The answer is this—you can achieve as much in a day as you set out to achieve if you think ahead and get everything well organised.
The days when I have only our home to think about are just as busy as when I have other things to cope with as well. I am running about most of the time cooking, shopping and doing the housework and seem to have no spare moments. But all of this is done equally well when I have other things to do in addition, because I then make sure that everything is done with maximum efficiency in minimum time.
I see that the weekly order to the grocer really does include the needs for the week. Shopping which can be done by ‘phone is done that way after having a word with the butcher or other merchant about the quality and service that I like. All cookery operations are carried out in the best order so that not a minute is wasted. I quickly found that as well as being a housewife it is possible to put in eight hours' work a day besides.
Husband must approve

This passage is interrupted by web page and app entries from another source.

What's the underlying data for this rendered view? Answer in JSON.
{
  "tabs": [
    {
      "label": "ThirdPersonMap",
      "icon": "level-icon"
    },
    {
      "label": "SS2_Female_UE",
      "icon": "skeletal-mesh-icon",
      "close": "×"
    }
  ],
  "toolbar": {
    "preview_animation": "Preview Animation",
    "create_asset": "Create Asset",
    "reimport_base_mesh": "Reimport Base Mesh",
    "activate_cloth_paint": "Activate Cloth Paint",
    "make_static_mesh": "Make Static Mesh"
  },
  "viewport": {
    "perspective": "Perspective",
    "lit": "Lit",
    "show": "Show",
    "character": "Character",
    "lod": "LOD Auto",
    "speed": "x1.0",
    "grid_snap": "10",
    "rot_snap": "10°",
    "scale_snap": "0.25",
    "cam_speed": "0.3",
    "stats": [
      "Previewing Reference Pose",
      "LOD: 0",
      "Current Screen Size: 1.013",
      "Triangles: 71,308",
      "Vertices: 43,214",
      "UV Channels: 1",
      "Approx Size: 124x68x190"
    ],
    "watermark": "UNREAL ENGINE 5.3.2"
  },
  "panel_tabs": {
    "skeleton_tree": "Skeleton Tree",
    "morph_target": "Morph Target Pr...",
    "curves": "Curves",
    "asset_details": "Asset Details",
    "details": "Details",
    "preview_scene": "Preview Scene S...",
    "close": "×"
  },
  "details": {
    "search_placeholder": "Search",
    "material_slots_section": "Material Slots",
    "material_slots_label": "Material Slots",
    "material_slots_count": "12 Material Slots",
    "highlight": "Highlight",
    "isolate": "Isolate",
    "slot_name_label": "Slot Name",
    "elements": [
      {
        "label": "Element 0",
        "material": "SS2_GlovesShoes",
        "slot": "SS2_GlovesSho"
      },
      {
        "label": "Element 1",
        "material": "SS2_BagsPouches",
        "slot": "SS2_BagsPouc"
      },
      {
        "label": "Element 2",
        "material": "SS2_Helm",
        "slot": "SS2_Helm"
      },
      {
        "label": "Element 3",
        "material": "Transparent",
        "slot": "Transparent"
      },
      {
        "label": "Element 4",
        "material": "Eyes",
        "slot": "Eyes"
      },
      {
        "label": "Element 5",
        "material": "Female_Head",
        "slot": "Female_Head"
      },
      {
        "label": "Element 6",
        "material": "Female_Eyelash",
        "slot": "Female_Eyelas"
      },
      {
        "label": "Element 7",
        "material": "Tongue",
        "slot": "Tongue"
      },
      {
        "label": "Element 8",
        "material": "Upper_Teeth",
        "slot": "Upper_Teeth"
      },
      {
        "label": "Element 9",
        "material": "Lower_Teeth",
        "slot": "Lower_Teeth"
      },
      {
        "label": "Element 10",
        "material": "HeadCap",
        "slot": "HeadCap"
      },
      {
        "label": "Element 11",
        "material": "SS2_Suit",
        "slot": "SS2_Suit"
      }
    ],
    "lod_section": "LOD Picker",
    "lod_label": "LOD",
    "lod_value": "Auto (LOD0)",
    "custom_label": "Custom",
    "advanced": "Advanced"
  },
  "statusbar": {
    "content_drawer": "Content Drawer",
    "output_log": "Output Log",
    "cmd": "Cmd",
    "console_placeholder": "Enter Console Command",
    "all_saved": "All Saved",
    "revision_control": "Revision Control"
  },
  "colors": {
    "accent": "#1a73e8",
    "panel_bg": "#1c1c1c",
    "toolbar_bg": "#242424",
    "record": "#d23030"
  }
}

There are certain factors which are essential if this dual role is to be successful. For a woman with a family there is, firstly, having trusted and competent help with the children. Without this it would be impossible to go out with an easy mind. Some husbands can fortunately provide for this while in other cases the wife has to do so out of her earnings. Secondly, having a husband who readily approves his wife's pursuing another occupation.
Some men I know are far too ready with the phrase ‘woman's place is in the home’—forgetting that their own daughters will almost certainly have to earn their living outside the home, at any rate for a time; and, further, while condemning women in careers in round general terms, they would be thrilled if their daughters were to achieve new and rare heights. In many cases it would be impossible for a woman to comment constructively on her husband's problems without having some outside experience on which to base an intelligent and appreciative viewpoint.
A good thing
There remains the important question of what is the effect on the family when the mother goes out to work each day. The answer depends entirely on the woman concerned. If she has a powerful and dominant personality her personal influence is there the whole time and the children's upbringing follows the lines which she directs.
Of course she still sees a great deal of the children. The timé she spends away from them is time which the average housewife spends in doing housework and shopping, not in being with the children assiduously. From my own experience I feel there is much to be said for being away from the family for part of the day.
When looking after them without a break, it is sometimes difficult not to get a little impatient and very easy only to give part of one's attention to their incessant demands.
Whereas, having been out, every moment spent with them is a pleasure to anticipate, and a definite time each day set aside to give completely to them and their problems. Later on there will not be that awful gap which many women find in their lives when their children go away to school.
The general conclusion can best be summarised by saying it all depends on the woman. If she has no particular outside interests and finds her work in the home satisfying and absorbing then she must develop her interests from that as centre.
But if she has a pronounced bent in some other direction in which she has already achieved some measure of success then I am sure that it is essential both for her own satisfaction and for the happiness of her family that she should use all her talents to the full. With a little forethought she will find that most things are possible.